== INFORMATION ==
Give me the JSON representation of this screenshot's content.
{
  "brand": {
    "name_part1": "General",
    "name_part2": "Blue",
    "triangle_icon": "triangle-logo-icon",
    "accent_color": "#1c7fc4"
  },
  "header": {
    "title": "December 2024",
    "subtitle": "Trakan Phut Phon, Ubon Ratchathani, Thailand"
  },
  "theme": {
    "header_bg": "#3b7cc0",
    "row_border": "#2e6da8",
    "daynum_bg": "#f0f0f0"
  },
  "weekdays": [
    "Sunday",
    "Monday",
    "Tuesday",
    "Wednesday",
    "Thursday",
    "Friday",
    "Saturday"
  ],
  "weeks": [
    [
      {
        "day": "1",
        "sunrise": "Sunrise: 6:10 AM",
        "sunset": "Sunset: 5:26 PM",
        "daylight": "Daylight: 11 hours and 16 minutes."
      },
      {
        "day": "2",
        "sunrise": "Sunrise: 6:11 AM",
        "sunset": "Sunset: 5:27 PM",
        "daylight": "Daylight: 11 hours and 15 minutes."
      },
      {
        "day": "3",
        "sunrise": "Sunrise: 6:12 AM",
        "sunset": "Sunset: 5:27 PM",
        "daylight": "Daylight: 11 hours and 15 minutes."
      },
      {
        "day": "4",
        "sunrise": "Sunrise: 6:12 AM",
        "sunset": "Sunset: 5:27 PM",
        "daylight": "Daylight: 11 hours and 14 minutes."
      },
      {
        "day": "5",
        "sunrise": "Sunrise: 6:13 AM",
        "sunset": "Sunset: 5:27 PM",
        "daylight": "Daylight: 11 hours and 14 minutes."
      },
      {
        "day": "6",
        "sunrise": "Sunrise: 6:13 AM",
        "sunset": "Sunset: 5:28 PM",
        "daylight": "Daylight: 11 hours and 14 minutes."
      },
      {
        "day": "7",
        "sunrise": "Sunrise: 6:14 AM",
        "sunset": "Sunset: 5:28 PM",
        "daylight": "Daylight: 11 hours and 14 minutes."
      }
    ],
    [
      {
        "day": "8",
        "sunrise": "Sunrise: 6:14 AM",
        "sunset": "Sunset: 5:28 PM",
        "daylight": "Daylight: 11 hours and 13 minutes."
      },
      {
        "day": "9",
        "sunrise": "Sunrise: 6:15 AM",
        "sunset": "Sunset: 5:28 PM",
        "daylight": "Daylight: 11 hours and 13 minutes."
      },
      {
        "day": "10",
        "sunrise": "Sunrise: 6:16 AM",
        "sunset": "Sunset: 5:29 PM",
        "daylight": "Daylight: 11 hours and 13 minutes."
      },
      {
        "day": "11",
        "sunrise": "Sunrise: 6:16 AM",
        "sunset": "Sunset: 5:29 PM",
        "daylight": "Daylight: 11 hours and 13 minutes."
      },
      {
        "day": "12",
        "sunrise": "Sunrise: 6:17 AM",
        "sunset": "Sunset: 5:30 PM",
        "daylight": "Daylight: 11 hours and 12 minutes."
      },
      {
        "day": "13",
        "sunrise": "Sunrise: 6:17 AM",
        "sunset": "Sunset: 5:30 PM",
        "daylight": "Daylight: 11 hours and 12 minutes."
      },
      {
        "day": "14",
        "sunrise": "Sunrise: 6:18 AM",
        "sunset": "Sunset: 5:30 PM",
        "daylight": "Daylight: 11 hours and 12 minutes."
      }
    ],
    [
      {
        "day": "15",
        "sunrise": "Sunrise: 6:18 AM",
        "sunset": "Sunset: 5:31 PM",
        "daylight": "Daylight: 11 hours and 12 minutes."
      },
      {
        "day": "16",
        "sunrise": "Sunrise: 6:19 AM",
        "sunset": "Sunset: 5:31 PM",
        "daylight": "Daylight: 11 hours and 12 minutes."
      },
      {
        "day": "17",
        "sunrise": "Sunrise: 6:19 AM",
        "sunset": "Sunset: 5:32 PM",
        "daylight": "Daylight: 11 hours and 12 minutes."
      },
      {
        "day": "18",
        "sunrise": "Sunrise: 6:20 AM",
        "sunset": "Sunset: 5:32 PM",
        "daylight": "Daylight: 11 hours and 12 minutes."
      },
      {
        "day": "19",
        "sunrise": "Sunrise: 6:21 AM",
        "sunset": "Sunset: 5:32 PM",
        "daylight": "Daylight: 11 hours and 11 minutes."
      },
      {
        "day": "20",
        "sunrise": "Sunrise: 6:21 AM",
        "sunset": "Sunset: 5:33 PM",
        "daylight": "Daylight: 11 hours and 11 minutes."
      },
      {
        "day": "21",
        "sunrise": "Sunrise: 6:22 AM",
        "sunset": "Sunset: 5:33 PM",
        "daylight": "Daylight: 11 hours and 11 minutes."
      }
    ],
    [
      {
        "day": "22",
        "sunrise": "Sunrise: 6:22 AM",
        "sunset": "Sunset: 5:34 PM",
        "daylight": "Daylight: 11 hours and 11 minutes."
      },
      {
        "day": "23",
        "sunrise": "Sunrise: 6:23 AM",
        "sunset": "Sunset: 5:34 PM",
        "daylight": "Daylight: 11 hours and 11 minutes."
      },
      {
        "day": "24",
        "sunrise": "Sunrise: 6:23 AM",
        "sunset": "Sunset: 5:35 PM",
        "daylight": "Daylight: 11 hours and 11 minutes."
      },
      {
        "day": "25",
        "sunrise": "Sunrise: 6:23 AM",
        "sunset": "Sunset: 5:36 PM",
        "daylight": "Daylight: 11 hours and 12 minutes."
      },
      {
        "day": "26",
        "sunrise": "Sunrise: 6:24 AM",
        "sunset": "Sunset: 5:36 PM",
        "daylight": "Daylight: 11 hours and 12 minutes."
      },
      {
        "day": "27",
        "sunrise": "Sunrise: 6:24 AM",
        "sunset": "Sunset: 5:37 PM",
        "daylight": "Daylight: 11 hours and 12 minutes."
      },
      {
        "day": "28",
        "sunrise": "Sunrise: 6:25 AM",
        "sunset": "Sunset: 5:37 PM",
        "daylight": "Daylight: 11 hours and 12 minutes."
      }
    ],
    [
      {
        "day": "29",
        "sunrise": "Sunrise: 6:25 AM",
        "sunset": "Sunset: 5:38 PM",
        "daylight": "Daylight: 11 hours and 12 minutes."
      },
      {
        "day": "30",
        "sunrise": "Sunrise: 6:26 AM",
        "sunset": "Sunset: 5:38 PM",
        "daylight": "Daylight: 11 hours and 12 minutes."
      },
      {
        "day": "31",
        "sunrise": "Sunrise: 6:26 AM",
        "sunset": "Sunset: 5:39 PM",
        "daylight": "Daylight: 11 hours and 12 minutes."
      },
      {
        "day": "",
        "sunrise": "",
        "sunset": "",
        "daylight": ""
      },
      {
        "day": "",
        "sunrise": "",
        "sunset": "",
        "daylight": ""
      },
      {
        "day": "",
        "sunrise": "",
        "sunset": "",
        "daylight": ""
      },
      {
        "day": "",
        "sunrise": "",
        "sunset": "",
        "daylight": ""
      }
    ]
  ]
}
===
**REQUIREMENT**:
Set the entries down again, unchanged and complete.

**EXERCISE SOLUTION**:
Give me the JSON representation of this screenshot's content.
{
  "brand": {
    "name_part1": "General",
    "name_part2": "Blue",
    "triangle_icon": "triangle-logo-icon",
    "accent_color": "#1c7fc4"
  },
  "header": {
    "title": "December 2024",
    "subtitle": "Trakan Phut Phon, Ubon Ratchathani, Thailand"
  },
  "theme": {
    "header_bg": "#3b7cc0",
    "row_border": "#2e6da8",
    "daynum_bg": "#f0f0f0"
  },
  "weekdays": [
    "Sunday",
    "Monday",
    "Tuesday",
    "Wednesday",
    "Thursday",
    "Friday",
    "Saturday"
  ],
  "weeks": [
    [
      {
        "day": "1",
        "sunrise": "Sunrise: 6:10 AM",
        "sunset": "Sunset: 5:26 PM",
        "daylight": "Daylight: 11 hours and 16 minutes."
      },
      {
        "day": "2",
        "sunrise": "Sunrise: 6:11 AM",
        "sunset": "Sunset: 5:27 PM",
        "daylight": "Daylight: 11 hours and 15 minutes."
      },
      {
        "day": "3",
        "sunrise": "Sunrise: 6:12 AM",
        "sunset": "Sunset: 5:27 PM",
        "daylight": "Daylight: 11 hours and 15 minutes."
      },
      {
        "day": "4",
        "sunrise": "Sunrise: 6:12 AM",
        "sunset": "Sunset: 5:27 PM",
        "daylight": "Daylight: 11 hours and 14 minutes."
      },
      {
        "day": "5",
        "sunrise": "Sunrise: 6:13 AM",
        "sunset": "Sunset: 5:27 PM",
        "daylight": "Daylight: 11 hours and 14 minutes."
      },
      {
        "day": "6",
        "sunrise": "Sunrise: 6:13 AM",
        "sunset": "Sunset: 5:28 PM",
        "daylight": "Daylight: 11 hours and 14 minutes."
      },
      {
        "day": "7",
        "sunrise": "Sunrise: 6:14 AM",
        "sunset": "Sunset: 5:28 PM",
        "daylight": "Daylight: 11 hours and 14 minutes."
      }
    ],
    [
      {
        "day": "8",
        "sunrise": "Sunrise: 6:14 AM",
        "sunset": "Sunset: 5:28 PM",
        "daylight": "Daylight: 11 hours and 13 minutes."
      },
      {
        "day": "9",
        "sunrise": "Sunrise: 6:15 AM",
        "sunset": "Sunset: 5:28 PM",
        "daylight": "Daylight: 11 hours and 13 minutes."
      },
      {
        "day": "10",
        "sunrise": "Sunrise: 6:16 AM",
        "sunset": "Sunset: 5:29 PM",
        "daylight": "Daylight: 11 hours and 13 minutes."
      },
      {
        "day": "11",
        "sunrise": "Sunrise: 6:16 AM",
        "sunset": "Sunset: 5:29 PM",
        "daylight": "Daylight: 11 hours and 13 minutes."
      },
      {
        "day": "12",
        "sunrise": "Sunrise: 6:17 AM",
        "sunset": "Sunset: 5:30 PM",
        "daylight": "Daylight: 11 hours and 12 minutes."
      },
      {
        "day": "13",
        "sunrise": "Sunrise: 6:17 AM",
        "sunset": "Sunset: 5:30 PM",
        "daylight": "Daylight: 11 hours and 12 minutes."
      },
      {
        "day": "14",
        "sunrise": "Sunrise: 6:18 AM",
        "sunset": "Sunset: 5:30 PM",
        "daylight": "Daylight: 11 hours and 12 minutes."
      }
    ],
    [
      {
        "day": "15",
        "sunrise": "Sunrise: 6:18 AM",
        "sunset": "Sunset: 5:31 PM",
        "daylight": "Daylight: 11 hours and 12 minutes."
      },
      {
        "day": "16",
        "sunrise": "Sunrise: 6:19 AM",
        "sunset": "Sunset: 5:31 PM",
        "daylight": "Daylight: 11 hours and 12 minutes."
      },
      {
        "day": "17",
        "sunrise": "Sunrise: 6:19 AM",
        "sunset": "Sunset: 5:32 PM",
        "daylight": "Daylight: 11 hours and 12 minutes."
      },
      {
        "day": "18",
        "sunrise": "Sunrise: 6:20 AM",
        "sunset": "Sunset: 5:32 PM",
        "daylight": "Daylight: 11 hours and 12 minutes."
      },
      {
        "day": "19",
        "sunrise": "Sunrise: 6:21 AM",
        "sunset": "Sunset: 5:32 PM",
        "daylight": "Daylight: 11 hours and 11 minutes."
      },
      {
        "day": "20",
        "sunrise": "Sunrise: 6:21 AM",
        "sunset": "Sunset: 5:33 PM",
        "daylight": "Daylight: 11 hours and 11 minutes."
      },
      {
        "day": "21",
        "sunrise": "Sunrise: 6:22 AM",
        "sunset": "Sunset: 5:33 PM",
        "daylight": "Daylight: 11 hours and 11 minutes."
      }
    ],
    [
      {
        "day": "22",
        "sunrise": "Sunrise: 6:22 AM",
        "sunset": "Sunset: 5:34 PM",
        "daylight": "Daylight: 11 hours and 11 minutes."
      },
      {
        "day": "23",
        "sunrise": "Sunrise: 6:23 AM",
        "sunset": "Sunset: 5:34 PM",
        "daylight": "Daylight: 11 hours and 11 minutes."
      },
      {
        "day": "24",
        "sunrise": "Sunrise: 6:23 AM",
        "sunset": "Sunset: 5:35 PM",
        "daylight": "Daylight: 11 hours and 11 minutes."
      },
      {
        "day": "25",
        "sunrise": "Sunrise: 6:23 AM",
        "sunset": "Sunset: 5:36 PM",
        "daylight": "Daylight: 11 hours and 12 minutes."
      },
      {
        "day": "26",
        "sunrise": "Sunrise: 6:24 AM",
        "sunset": "Sunset: 5:36 PM",
        "daylight": "Daylight: 11 hours and 12 minutes."
      },
      {
        "day": "27",
        "sunrise": "Sunrise: 6:24 AM",
        "sunset": "Sunset: 5:37 PM",
        "daylight": "Daylight: 11 hours and 12 minutes."
      },
      {
        "day": "28",
        "sunrise": "Sunrise: 6:25 AM",
        "sunset": "Sunset: 5:37 PM",
        "daylight": "Daylight: 11 hours and 12 minutes."
      }
    ],
    [
      {
        "day": "29",
        "sunrise": "Sunrise: 6:25 AM",
        "sunset": "Sunset: 5:38 PM",
        "daylight": "Daylight: 11 hours and 12 minutes."
      },
      {
        "day": "30",
        "sunrise": "Sunrise: 6:26 AM",
        "sunset": "Sunset: 5:38 PM",
        "daylight": "Daylight: 11 hours and 12 minutes."
      },
      {
        "day": "31",
        "sunrise": "Sunrise: 6:26 AM",
        "sunset": "Sunset: 5:39 PM",
        "daylight": "Daylight: 11 hours and 12 minutes."
      },
      {
        "day": "",
        "sunrise": "",
        "sunset": "",
        "daylight": ""
      },
      {
        "day": "",
        "sunrise": "",
        "sunset": "",
        "daylight": ""
      },
      {
        "day": "",
        "sunrise": "",
        "sunset": "",
        "daylight": ""
      },
      {
        "day": "",
        "sunrise": "",
        "sunset": "",
        "daylight": ""
      }
    ]
  ]
}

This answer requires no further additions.